Output the entries that follow character for character. Leave every image out.

Records from a dataset:

↓

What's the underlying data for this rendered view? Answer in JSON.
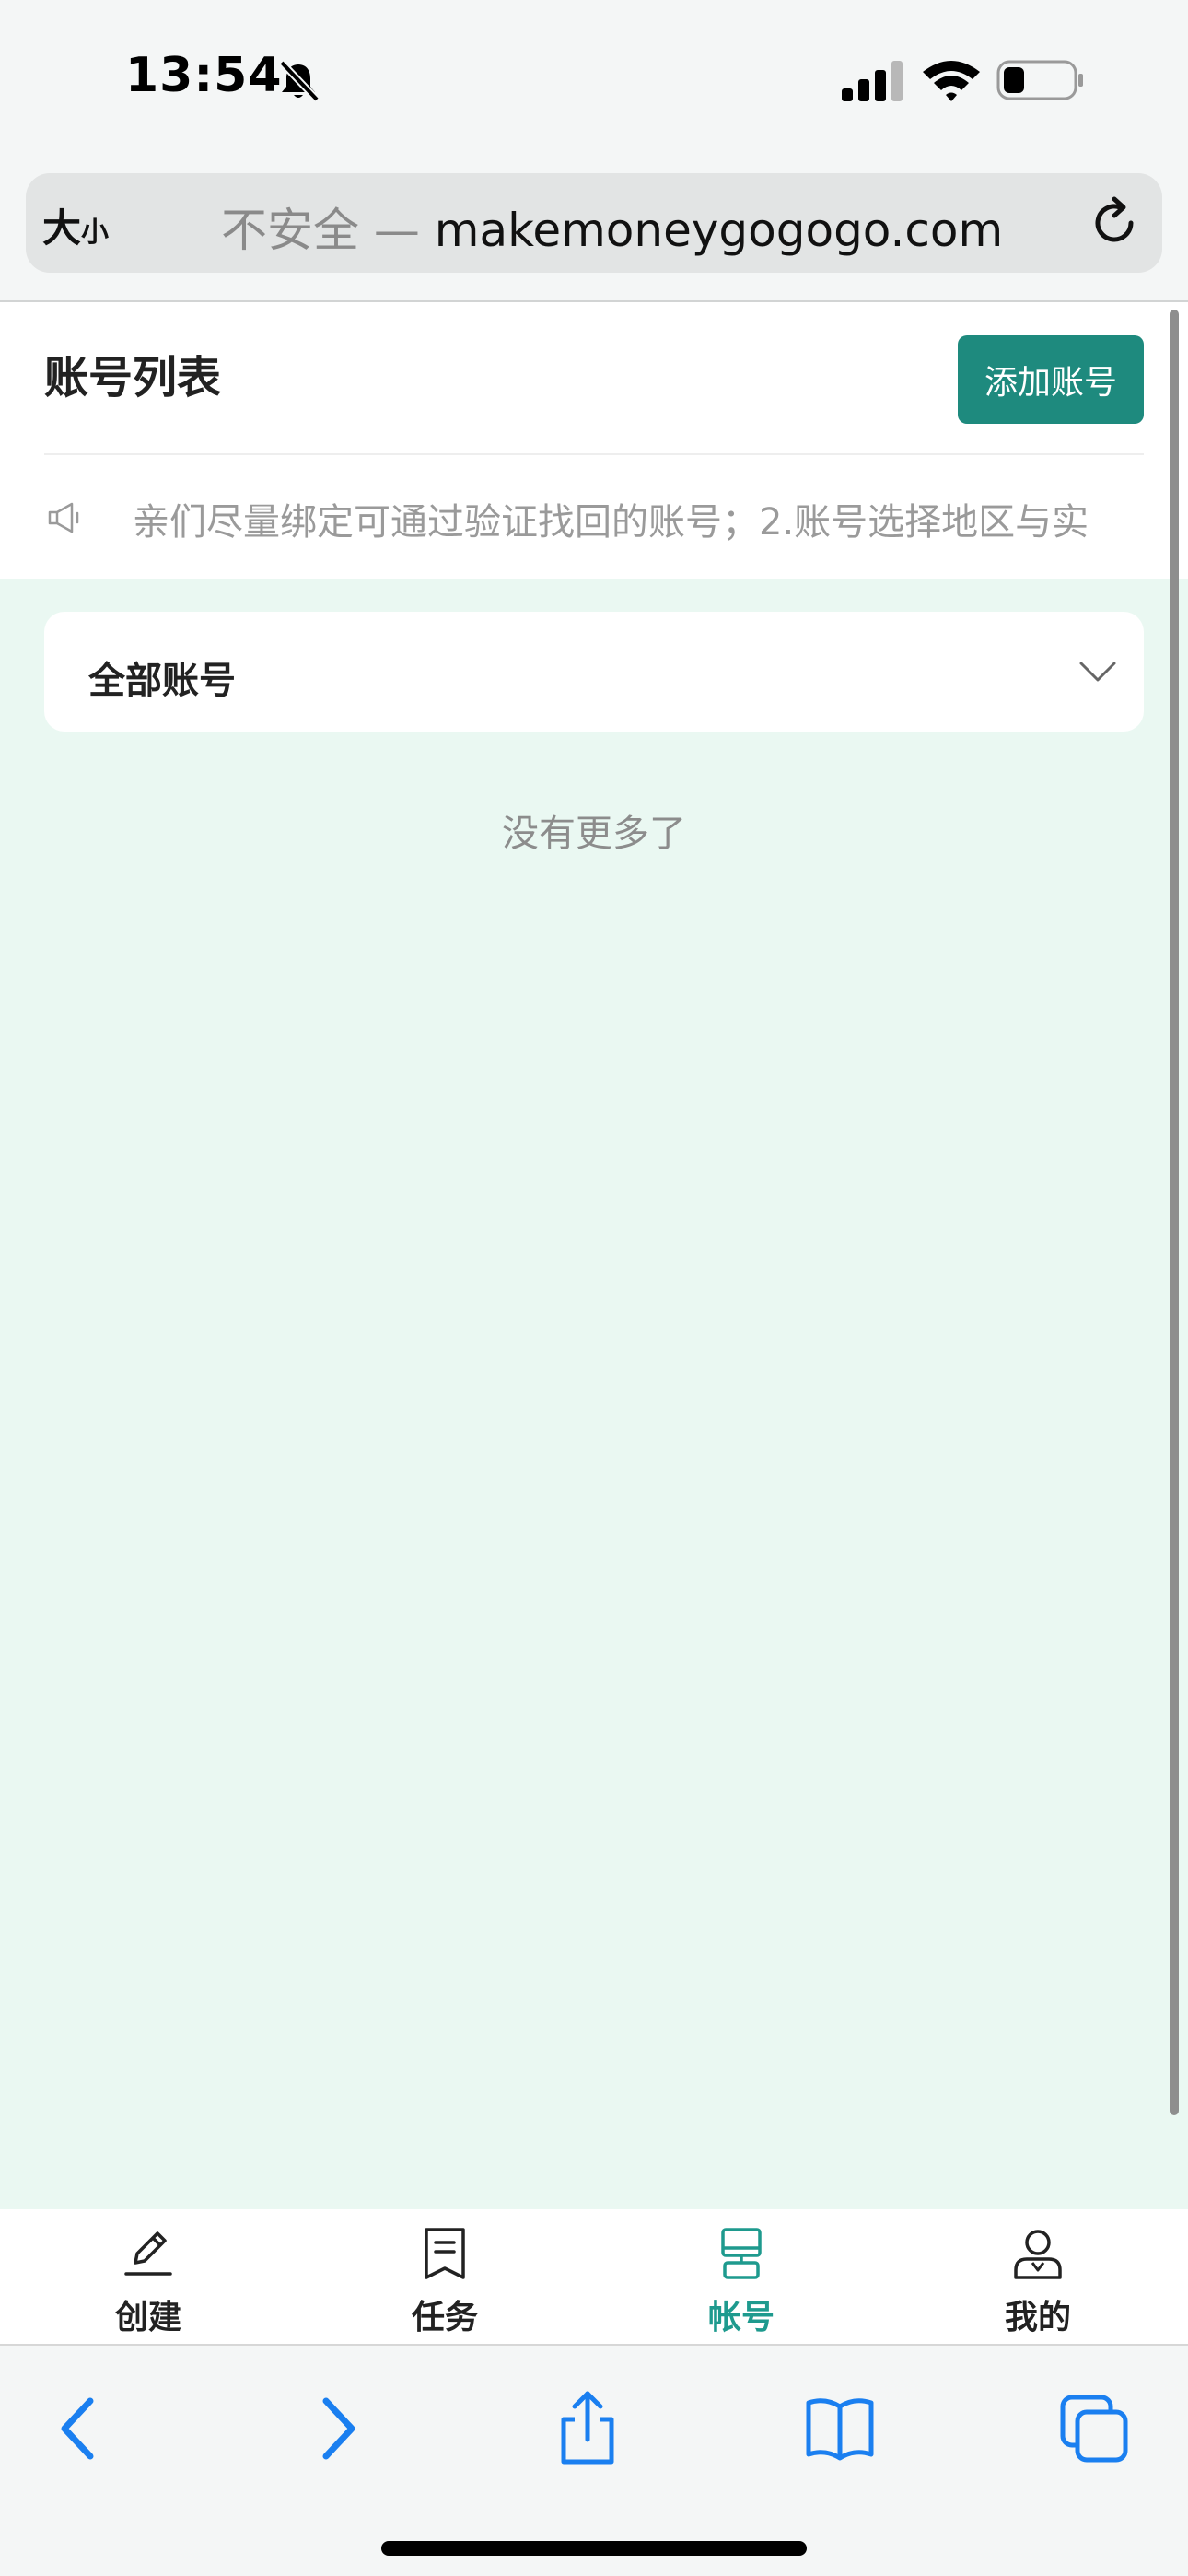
{
  "status_bar": {
    "time": "13:54"
  },
  "browser": {
    "text_size_large": "大",
    "text_size_small": "小",
    "url_insecure": "不安全 — ",
    "url_domain": "makemoneygogogo.com"
  },
  "page": {
    "title": "账号列表",
    "add_button_label": "添加账号",
    "notice": "亲们尽量绑定可通过验证找回的账号；2.账号选择地区与实",
    "filter": {
      "selected": "全部账号"
    },
    "no_more": "没有更多了"
  },
  "tabs": [
    {
      "label": "创建",
      "icon": "pencil-icon"
    },
    {
      "label": "任务",
      "icon": "document-icon"
    },
    {
      "label": "帐号",
      "icon": "account-icon",
      "active": true
    },
    {
      "label": "我的",
      "icon": "user-icon"
    }
  ],
  "colors": {
    "accent": "#1e8a7e",
    "active_tab": "#1e9a8e",
    "page_bg": "#eaf8f2",
    "browser_blue": "#1a7ff0"
  }
}
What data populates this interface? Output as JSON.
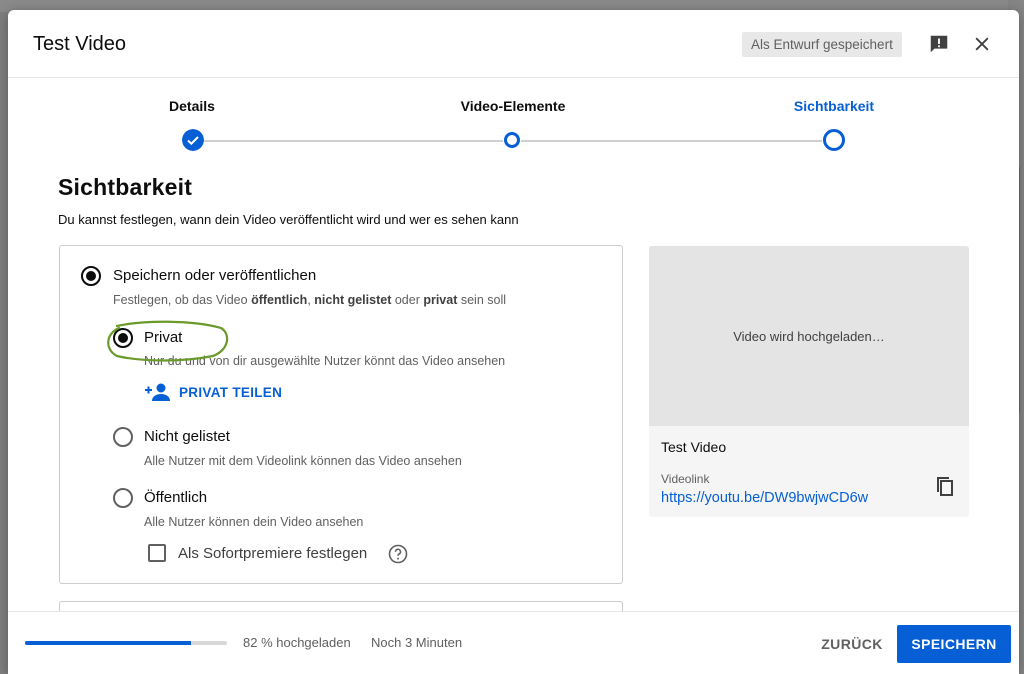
{
  "dialog": {
    "title": "Test Video",
    "draft_badge": "Als Entwurf gespeichert",
    "feedback_icon": "feedback-icon",
    "close_icon": "close-icon"
  },
  "stepper": {
    "steps": [
      {
        "label": "Details",
        "state": "done"
      },
      {
        "label": "Video-Elemente",
        "state": "visited"
      },
      {
        "label": "Sichtbarkeit",
        "state": "active"
      }
    ],
    "accent": "#065fd4"
  },
  "visibility": {
    "title": "Sichtbarkeit",
    "subtitle": "Du kannst festlegen, wann dein Video veröffentlicht wird und wer es sehen kann",
    "save_publish": {
      "label": "Speichern oder veröffentlichen",
      "desc_parts": [
        "Festlegen, ob das Video ",
        "öffentlich",
        ", ",
        "nicht gelistet",
        " oder ",
        "privat",
        " sein soll"
      ],
      "selected": true
    },
    "options": [
      {
        "label": "Privat",
        "desc": "Nur du und von dir ausgewählte Nutzer könnt das Video ansehen",
        "selected": true
      },
      {
        "label": "Nicht gelistet",
        "desc": "Alle Nutzer mit dem Videolink können das Video ansehen",
        "selected": false
      },
      {
        "label": "Öffentlich",
        "desc": "Alle Nutzer können dein Video ansehen",
        "selected": false
      }
    ],
    "share_private": "PRIVAT TEILEN",
    "premiere_checkbox": {
      "label": "Als Sofortpremiere festlegen",
      "checked": false
    }
  },
  "preview": {
    "status": "Video wird hochgeladen…",
    "title": "Test Video",
    "link_label": "Videolink",
    "link": "https://youtu.be/DW9bwjwCD6w"
  },
  "footer": {
    "upload_progress": 0.82,
    "upload_status": "82 % hochgeladen",
    "time_left": "Noch 3 Minuten",
    "back_label": "ZURÜCK",
    "save_label": "SPEICHERN"
  }
}
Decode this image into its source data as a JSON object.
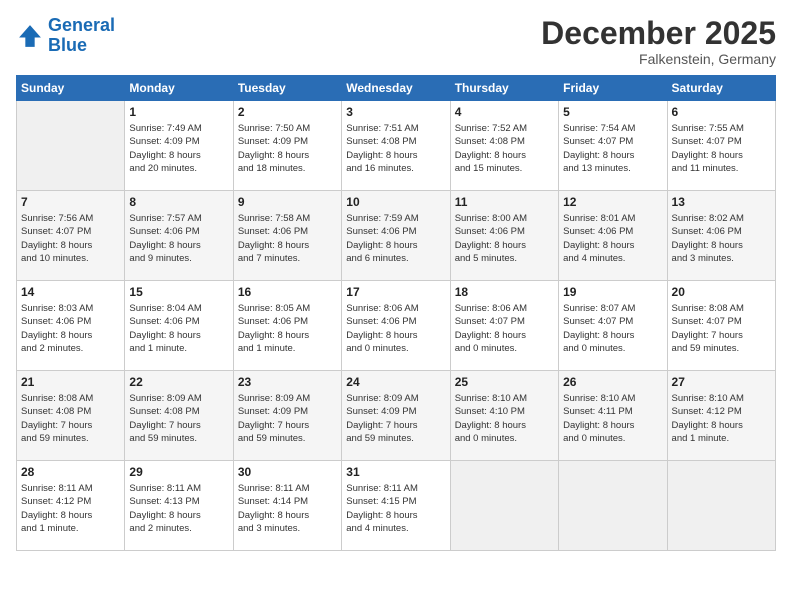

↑

ANSWER:
What's the underlying data for this rendered view? Answer in JSON.
{
  "status_bar": {
    "time": "13:54"
  },
  "browser": {
    "text_size_large": "大",
    "text_size_small": "小",
    "url_insecure": "不安全 — ",
    "url_domain": "makemoneygogogo.com"
  },
  "page": {
    "title": "账号列表",
    "add_button_label": "添加账号",
    "notice": "亲们尽量绑定可通过验证找回的账号；2.账号选择地区与实",
    "filter": {
      "selected": "全部账号"
    },
    "no_more": "没有更多了"
  },
  "tabs": [
    {
      "label": "创建",
      "icon": "pencil-icon"
    },
    {
      "label": "任务",
      "icon": "document-icon"
    },
    {
      "label": "帐号",
      "icon": "account-icon",
      "active": true
    },
    {
      "label": "我的",
      "icon": "user-icon"
    }
  ],
  "colors": {
    "accent": "#1e8a7e",
    "active_tab": "#1e9a8e",
    "page_bg": "#eaf8f2",
    "browser_blue": "#1a7ff0"
  }
}
What data populates this interface? Output as JSON.
{
  "dialog": {
    "title": "Test Video",
    "draft_badge": "Als Entwurf gespeichert",
    "feedback_icon": "feedback-icon",
    "close_icon": "close-icon"
  },
  "stepper": {
    "steps": [
      {
        "label": "Details",
        "state": "done"
      },
      {
        "label": "Video-Elemente",
        "state": "visited"
      },
      {
        "label": "Sichtbarkeit",
        "state": "active"
      }
    ],
    "accent": "#065fd4"
  },
  "visibility": {
    "title": "Sichtbarkeit",
    "subtitle": "Du kannst festlegen, wann dein Video veröffentlicht wird und wer es sehen kann",
    "save_publish": {
      "label": "Speichern oder veröffentlichen",
      "desc_parts": [
        "Festlegen, ob das Video ",
        "öffentlich",
        ", ",
        "nicht gelistet",
        " oder ",
        "privat",
        " sein soll"
      ],
      "selected": true
    },
    "options": [
      {
        "label": "Privat",
        "desc": "Nur du und von dir ausgewählte Nutzer könnt das Video ansehen",
        "selected": true
      },
      {
        "label": "Nicht gelistet",
        "desc": "Alle Nutzer mit dem Videolink können das Video ansehen",
        "selected": false
      },
      {
        "label": "Öffentlich",
        "desc": "Alle Nutzer können dein Video ansehen",
        "selected": false
      }
    ],
    "share_private": "PRIVAT TEILEN",
    "premiere_checkbox": {
      "label": "Als Sofortpremiere festlegen",
      "checked": false
    }
  },
  "preview": {
    "status": "Video wird hochgeladen…",
    "title": "Test Video",
    "link_label": "Videolink",
    "link": "https://youtu.be/DW9bwjwCD6w"
  },
  "footer": {
    "upload_progress": 0.82,
    "upload_status": "82 % hochgeladen",
    "time_left": "Noch 3 Minuten",
    "back_label": "ZURÜCK",
    "save_label": "SPEICHERN"
  }
}
Decode this image into its source data as a JSON object.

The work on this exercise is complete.